To be clear, it isn’t so much about the phrase TINSTAAFL, as it was about the fact that I felt its explanation to be incomplete. This prompted me (no pun intended) to ask it to be more thorough:
This is an important lesson in and of itself. Feel free to tell ChatGPT to give more (or less) detail, or ask it to modify how it gives you the answer (more examples | simpler language | write like person X | show your output as a debate between person X and person Y). Get your “teacher” to be the kind of teacher that you like to learn from!
I count this as a pretty important miss on ChatGPT’s part. My personal opinion is that you haven’t fully explained opportunity costs without talking about the importance of how your evaluation of opportunity costs changes given different time horizons. Time matters! ChatGPT actually agrees with me (see below), but only after prodding. And this after making explicit the fact that I was interested in learning about time horizons! And so I asked it again:
I’m two days in, where I’m the “student” and ChatGPT my teacher. Today’s class wasn’t great. I don’t think ChatGPT’s output was good enough to stand on its own, and it needed additional prompts to deliver what I would consider to be a good introduction to the concept of opportunity costs, its many nuances and its many applications. It wasn’t bad, but it was far from being good, in my opinion.
Should I take this as a sign that I need to get better at writing prompts, or should I take this as a sign that AI isn’t good enough to replace me yet? How should I change my mental model about whether the average student in a typical college can learn better from AI?
If you are a regular reader of EFE, you know what’s coming next: the truth always lies somewhere in the middle.I need to get better at writing prompts, yes, but also AI isn’t good enough to replace me yet. Both of these things will change over time, of course, but for the moment, less than ten percent into the course, I am inclined to think that I am not out of a job, just yet.

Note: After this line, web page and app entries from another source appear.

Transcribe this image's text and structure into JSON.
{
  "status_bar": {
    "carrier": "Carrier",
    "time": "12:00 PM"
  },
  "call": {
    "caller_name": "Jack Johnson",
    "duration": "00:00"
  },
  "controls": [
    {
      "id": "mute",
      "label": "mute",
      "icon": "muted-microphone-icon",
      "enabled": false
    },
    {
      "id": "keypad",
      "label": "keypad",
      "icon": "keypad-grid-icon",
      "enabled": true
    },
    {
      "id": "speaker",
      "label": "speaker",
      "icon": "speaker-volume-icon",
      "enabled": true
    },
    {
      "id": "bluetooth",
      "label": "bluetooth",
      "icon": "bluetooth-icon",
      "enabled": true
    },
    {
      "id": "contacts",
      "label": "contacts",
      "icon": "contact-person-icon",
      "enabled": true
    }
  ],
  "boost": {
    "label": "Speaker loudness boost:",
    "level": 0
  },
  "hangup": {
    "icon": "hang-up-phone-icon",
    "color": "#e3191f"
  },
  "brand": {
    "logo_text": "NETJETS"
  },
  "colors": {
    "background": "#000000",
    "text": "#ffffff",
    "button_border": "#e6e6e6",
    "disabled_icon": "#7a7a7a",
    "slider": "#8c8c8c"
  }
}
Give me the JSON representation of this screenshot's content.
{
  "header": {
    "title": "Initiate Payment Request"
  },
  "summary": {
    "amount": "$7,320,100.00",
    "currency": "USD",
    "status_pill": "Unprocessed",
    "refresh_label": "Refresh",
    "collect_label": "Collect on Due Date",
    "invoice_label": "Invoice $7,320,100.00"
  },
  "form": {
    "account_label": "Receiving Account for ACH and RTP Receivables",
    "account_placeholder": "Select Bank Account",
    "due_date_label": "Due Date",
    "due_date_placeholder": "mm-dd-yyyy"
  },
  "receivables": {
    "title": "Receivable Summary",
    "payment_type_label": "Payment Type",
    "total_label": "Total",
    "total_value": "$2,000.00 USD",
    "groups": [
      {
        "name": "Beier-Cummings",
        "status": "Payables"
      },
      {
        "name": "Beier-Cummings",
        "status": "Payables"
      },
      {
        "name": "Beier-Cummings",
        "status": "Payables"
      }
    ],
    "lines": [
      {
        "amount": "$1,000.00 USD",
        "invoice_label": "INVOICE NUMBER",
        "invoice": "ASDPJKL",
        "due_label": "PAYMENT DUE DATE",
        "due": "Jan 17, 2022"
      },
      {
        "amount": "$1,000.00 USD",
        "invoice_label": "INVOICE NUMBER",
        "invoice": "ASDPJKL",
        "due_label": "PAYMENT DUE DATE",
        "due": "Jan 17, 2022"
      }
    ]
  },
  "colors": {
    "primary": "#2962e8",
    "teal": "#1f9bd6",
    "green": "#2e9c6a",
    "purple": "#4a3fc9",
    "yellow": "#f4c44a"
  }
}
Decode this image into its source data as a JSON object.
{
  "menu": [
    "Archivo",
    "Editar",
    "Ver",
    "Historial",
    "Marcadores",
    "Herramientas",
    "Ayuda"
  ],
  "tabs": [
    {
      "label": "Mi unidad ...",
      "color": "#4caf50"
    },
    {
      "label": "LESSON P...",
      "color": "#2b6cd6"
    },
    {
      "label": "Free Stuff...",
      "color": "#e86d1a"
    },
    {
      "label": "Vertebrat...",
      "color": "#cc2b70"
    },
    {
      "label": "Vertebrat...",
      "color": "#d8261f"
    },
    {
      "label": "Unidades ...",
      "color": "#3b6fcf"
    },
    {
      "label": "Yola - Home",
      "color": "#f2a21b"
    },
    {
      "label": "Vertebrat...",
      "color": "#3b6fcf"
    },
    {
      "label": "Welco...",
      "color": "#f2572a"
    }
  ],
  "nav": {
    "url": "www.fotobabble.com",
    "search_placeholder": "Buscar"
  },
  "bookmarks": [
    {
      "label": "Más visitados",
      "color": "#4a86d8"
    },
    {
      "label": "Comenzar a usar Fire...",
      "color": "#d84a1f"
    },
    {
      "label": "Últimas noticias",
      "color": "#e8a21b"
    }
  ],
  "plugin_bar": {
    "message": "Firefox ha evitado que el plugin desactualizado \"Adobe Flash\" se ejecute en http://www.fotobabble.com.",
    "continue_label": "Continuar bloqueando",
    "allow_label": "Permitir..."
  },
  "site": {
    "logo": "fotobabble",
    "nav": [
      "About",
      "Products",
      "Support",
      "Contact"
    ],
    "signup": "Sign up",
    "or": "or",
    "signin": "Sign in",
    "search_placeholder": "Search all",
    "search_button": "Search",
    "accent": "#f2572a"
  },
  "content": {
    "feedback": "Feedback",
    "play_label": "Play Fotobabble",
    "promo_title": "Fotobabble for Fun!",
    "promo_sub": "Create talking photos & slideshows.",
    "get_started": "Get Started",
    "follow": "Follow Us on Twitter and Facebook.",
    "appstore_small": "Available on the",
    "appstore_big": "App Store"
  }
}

And even better, the complements over substitutes argument just got stronger – I’ll be a much better teacher of a course such as this the next time I get to teach it. Tomorrow we tackle “Supply and Demand: Basics and Market Equilibrium”.
I’ll see you in class tomorrow!